- Double-click the Inkscape icon and the program will automatically open to the main screen.
The basics of the software
When you open Inkscape for the first time, you’ll see that the main screen and a new blank document opened are ready to go.
If you are using a Macintosh computer, Inkscape opens within the X11 application and may take slightly longer to load.
The Inkscape interface is based on the GNOME UI standard which uses visual cues and feedback for any icons. For example:
- Hovering your mouse over any icon displays a pop-up description of the icon.
- If an icon has a dark gray border, it is active and can be used.
- If an icon is grayed out, it is not currently available to use with the current selection.
- All icons that are in execution mode (or busy) are covered by a dark shadow. This signifies that the application is busy and won’t respond to any edit request.
- There is a Notification Display on the main screen that displays dynamic help messages to key shortcuts and basic information on how to use the Inkscape software in its current state or based on what objects and tools are selected.
Main screen basics
Within the main screen there is the main menu, a command, snap and status bar, tool controls, and a palette bar.
You will use the main menu bar the most when working on your projects. This is the central location to find every tool and menu item in the program—even those found in the visual-based toolbars below it on the screen. When you select a main menu item the Inkscape dialog displays the icon, a text description, and shortcut key combination for the feature. This can be helpful while first learning the program—as it provides you with easier and often faster ways to use your most commonly used functions of the program.
Let’s take a general tour of the tool bars seen on this main screen. We’ll pay close attention to the tools we’ll use most frequently.
If you don’t like the location of any of the toolbars, you can also make them as floating windows on your screen. This lets you move them from their pre-defined locations and move them to a location of your liking. To move any of the toolbars, from their docking point on the left side, click and drag them out of the window. When you click the upper left button to close the toolbar window, it will be relocated back into the screen.
This toolbar represents the common and most frequently used commands in Inkscape:
As seen in the previous screenshot you can create a new document, open an existing one, save, print, cut, paste, zoom, add text, and much more. Hover your mouse over each icon for details on its function. By default, when you open Inkscape, this toolbar is on the right side of the main screen.
Also found vertically on the right side of the main screen, this toolbar is designed to help with the Snap to features of Inkscape. It lets you easily align items (snap to guides), force objects to align to paths (snap to paths), or snap to bounding boxes and edges.
This toolbar’s options change depending on which tool you have selected in the toolbox (described in the next section). When you are creating objects, it provides you all the detailed options—size, position, angles, and attributes specific to the tool you are currently using. By default, it looks like the following screenshot:
(Move the mouse over the image to enlarge.)

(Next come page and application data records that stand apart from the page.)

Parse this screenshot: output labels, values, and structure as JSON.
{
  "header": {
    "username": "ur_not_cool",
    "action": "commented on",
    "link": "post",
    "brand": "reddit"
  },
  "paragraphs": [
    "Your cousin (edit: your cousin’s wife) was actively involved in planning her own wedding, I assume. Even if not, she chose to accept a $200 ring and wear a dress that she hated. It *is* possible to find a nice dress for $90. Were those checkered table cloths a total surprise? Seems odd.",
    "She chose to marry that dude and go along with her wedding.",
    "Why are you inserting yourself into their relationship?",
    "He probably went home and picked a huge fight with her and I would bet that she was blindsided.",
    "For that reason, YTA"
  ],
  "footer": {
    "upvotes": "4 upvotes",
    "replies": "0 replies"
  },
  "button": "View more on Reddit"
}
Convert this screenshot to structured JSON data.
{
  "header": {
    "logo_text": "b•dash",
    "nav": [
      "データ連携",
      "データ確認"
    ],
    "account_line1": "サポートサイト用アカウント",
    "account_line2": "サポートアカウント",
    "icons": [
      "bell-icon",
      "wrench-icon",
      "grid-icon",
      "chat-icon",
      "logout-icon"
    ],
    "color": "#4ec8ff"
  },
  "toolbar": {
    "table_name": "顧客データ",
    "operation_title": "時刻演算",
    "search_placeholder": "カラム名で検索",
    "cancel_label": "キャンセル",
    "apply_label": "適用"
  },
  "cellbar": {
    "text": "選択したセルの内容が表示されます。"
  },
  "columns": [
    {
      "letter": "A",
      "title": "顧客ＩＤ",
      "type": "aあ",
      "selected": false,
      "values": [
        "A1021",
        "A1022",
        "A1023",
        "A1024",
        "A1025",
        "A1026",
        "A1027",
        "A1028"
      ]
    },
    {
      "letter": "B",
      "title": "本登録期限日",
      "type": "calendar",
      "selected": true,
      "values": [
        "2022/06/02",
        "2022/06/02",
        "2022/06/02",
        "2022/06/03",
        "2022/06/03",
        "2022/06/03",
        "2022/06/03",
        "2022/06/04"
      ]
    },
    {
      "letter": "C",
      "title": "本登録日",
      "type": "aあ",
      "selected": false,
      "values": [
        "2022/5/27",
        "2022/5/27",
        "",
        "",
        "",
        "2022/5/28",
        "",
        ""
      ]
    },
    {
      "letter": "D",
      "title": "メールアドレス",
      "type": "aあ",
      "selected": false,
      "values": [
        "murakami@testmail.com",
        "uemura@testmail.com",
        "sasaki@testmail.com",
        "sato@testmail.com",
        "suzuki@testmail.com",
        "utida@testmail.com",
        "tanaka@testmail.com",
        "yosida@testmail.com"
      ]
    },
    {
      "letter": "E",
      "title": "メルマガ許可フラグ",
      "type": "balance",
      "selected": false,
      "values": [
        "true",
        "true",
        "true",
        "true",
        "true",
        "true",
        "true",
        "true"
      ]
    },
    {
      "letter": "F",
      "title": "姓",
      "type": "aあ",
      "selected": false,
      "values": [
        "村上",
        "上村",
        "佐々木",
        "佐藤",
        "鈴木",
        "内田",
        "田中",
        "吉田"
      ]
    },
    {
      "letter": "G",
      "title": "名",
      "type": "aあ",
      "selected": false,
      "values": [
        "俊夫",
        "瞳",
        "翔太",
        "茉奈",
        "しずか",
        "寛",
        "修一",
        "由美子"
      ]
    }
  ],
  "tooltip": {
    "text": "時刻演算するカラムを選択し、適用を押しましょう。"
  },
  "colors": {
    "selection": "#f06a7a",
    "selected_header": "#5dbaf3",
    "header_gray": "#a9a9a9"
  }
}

You have options to select/deselect objects within a layer, rotate or mirror objects, adjust object locations on the canvas, and scaling options and much more. Use it to define object properties when they are selected on the canvas.
You’ll use the tool box frequently. It contains all of the main tools for creating objects, selecting and modifying objects, and drawing. To select a tool, click the icon. If you double-click a tool, you can see that tool’s preferences (and change them).
If you are new to Inkscape, there are a couple of hints about creating and editing text. The Text tool (A icon) in the Tool Box shown above is the only way of creating new text on the canvas. The T icon shown in the Command Bar is used only while editing text that already exists on the canvas.